On Sept. 5, 1977, NASA launched a space probe named Voyager 1 into the cosmos. Nearly 45 years later, much to the delighted astonishment of astronomers throughout the world, it is still humming along as it travels far past Pluto.
In fact, Voyager 1 has traveled so far that it has left the bounds of our solar system — and now it is giving off strange readings that scientists are struggling to understand.
The mystery likely has something to do with the fact that Voyager 1 is the farthest artificial object in space. At a distance of 14.5 billion miles away from Earth, Voyager 1 passed through the heliopause in 2012. The heliopause is the barrier separating the Sun’s solar winds from the interstellar medium, or all of the matter and radiation that exist in the space in-between various solar systems in the galaxy. This means that Voyager 1 is literally in the interstellar void of the Milky Way.

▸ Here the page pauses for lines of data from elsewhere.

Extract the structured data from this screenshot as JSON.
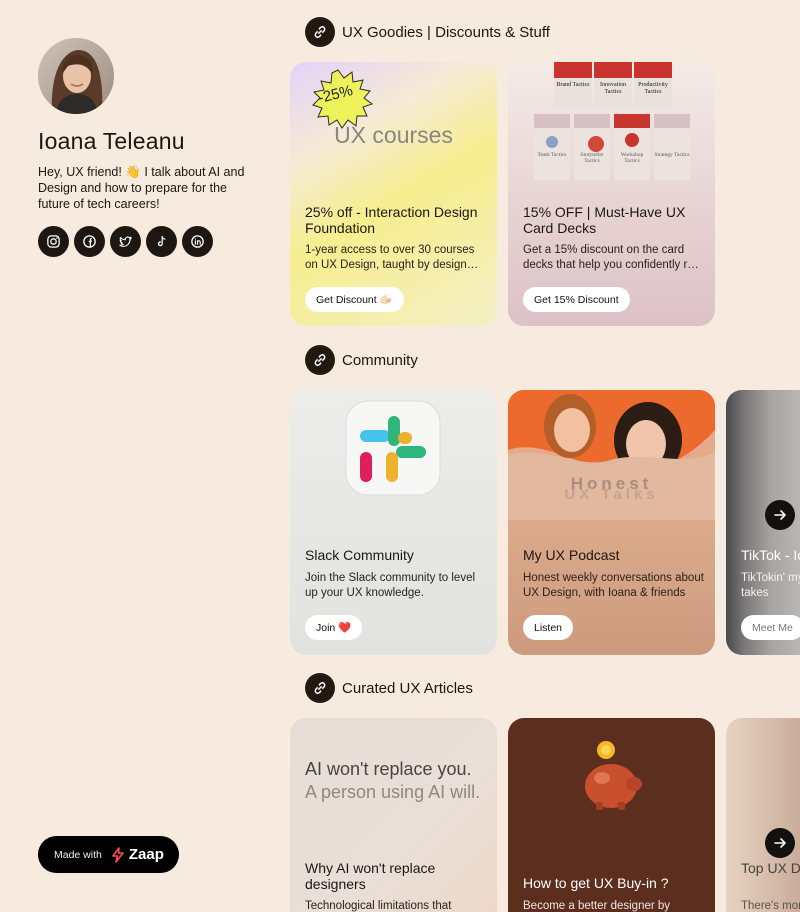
{
  "profile": {
    "name": "Ioana Teleanu",
    "bio": "Hey, UX friend! 👋 I talk about AI and Design and how to prepare for the future of tech careers!",
    "socials": [
      {
        "icon": "instagram-icon"
      },
      {
        "icon": "facebook-icon"
      },
      {
        "icon": "twitter-icon"
      },
      {
        "icon": "tiktok-icon"
      },
      {
        "icon": "linkedin-icon"
      }
    ]
  },
  "made_with": {
    "label": "Made with",
    "brand": "Zaap"
  },
  "sections": {
    "goodies": {
      "title": "UX Goodies | Discounts & Stuff",
      "cards": [
        {
          "badge": "-25%",
          "image_text": "UX courses",
          "title": "25% off - Interaction Design Foundation",
          "desc": "1-year access to over 30 courses on UX Design, taught by design experts",
          "button": "Get Discount 🫱🏻"
        },
        {
          "deck_titles": [
            "Brand Tactics",
            "Innovation Tactics",
            "Productivity Tactics",
            "Team Tactics",
            "Storyteller Tactics",
            "Workshop Tactics",
            "Strategy Tactics"
          ],
          "title": "15% OFF | Must-Have UX Card Decks",
          "desc": "Get a 15% discount on the card decks that help you confidently run workshops",
          "button": "Get 15% Discount"
        }
      ]
    },
    "community": {
      "title": "Community",
      "cards": [
        {
          "title": "Slack Community",
          "desc": "Join the Slack community to level up your UX knowledge.",
          "button": "Join ❤️"
        },
        {
          "image_text_1": "Honest",
          "image_text_2": "UX Talks",
          "title": "My UX Podcast",
          "desc": "Honest weekly conversations about UX Design, with Ioana & friends",
          "button": "Listen"
        },
        {
          "title": "TikTok - Ioana",
          "desc": "TikTokin' my way through ranty UX takes",
          "button": "Meet Me"
        }
      ]
    },
    "articles": {
      "title": "Curated UX Articles",
      "cards": [
        {
          "image_line_1": "AI won't replace you.",
          "image_line_2": "A person using AI will.",
          "title": "Why AI won't replace designers",
          "desc": "Technological limitations that"
        },
        {
          "title": "How to get UX Buy-in ?",
          "desc": "Become a better designer by"
        },
        {
          "title": "Top UX Designers",
          "desc": "There's more to"
        }
      ]
    }
  },
  "colors": {
    "background": "#f6ebde",
    "dark": "#1c1712",
    "podcast_card": "#d8a788",
    "buyin_card": "#5b2e1e"
  }
}
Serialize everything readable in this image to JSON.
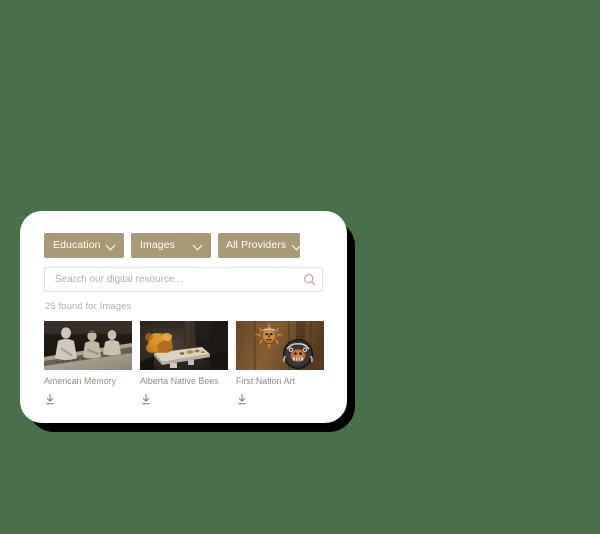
{
  "background_color": "#4a704b",
  "widget": {
    "accent_color": "#a89a74",
    "card_background": "#ffffff",
    "shadow_color": "#000000",
    "filters": [
      {
        "name": "category",
        "label": "Education",
        "icon": "chevron-down-icon"
      },
      {
        "name": "type",
        "label": "Images",
        "icon": "chevron-down-icon"
      },
      {
        "name": "provider",
        "label": "All Providers",
        "icon": "chevron-down-icon"
      }
    ],
    "search": {
      "placeholder": "Search our digital resource...",
      "value": "",
      "icon": "search-icon"
    },
    "results_count": "25 found for Images",
    "results": [
      {
        "title": "American Memory",
        "thumbnail": "sepia-photo-people-at-table",
        "download_icon": "download-icon"
      },
      {
        "title": "Alberta Native Bees",
        "thumbnail": "dark-photo-bees-on-tray",
        "download_icon": "download-icon"
      },
      {
        "title": "First Nation Art",
        "thumbnail": "carved-wooden-masks",
        "download_icon": "download-icon"
      }
    ]
  }
}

“The interstellar explorer is operating normally, receiving and executing commands from Earth, along with gathering and returning science data,” NASA explained on its website. “But readouts from the probe’s attitude articulation and control system (AACS) don’t reflect what’s actually happening onboard.”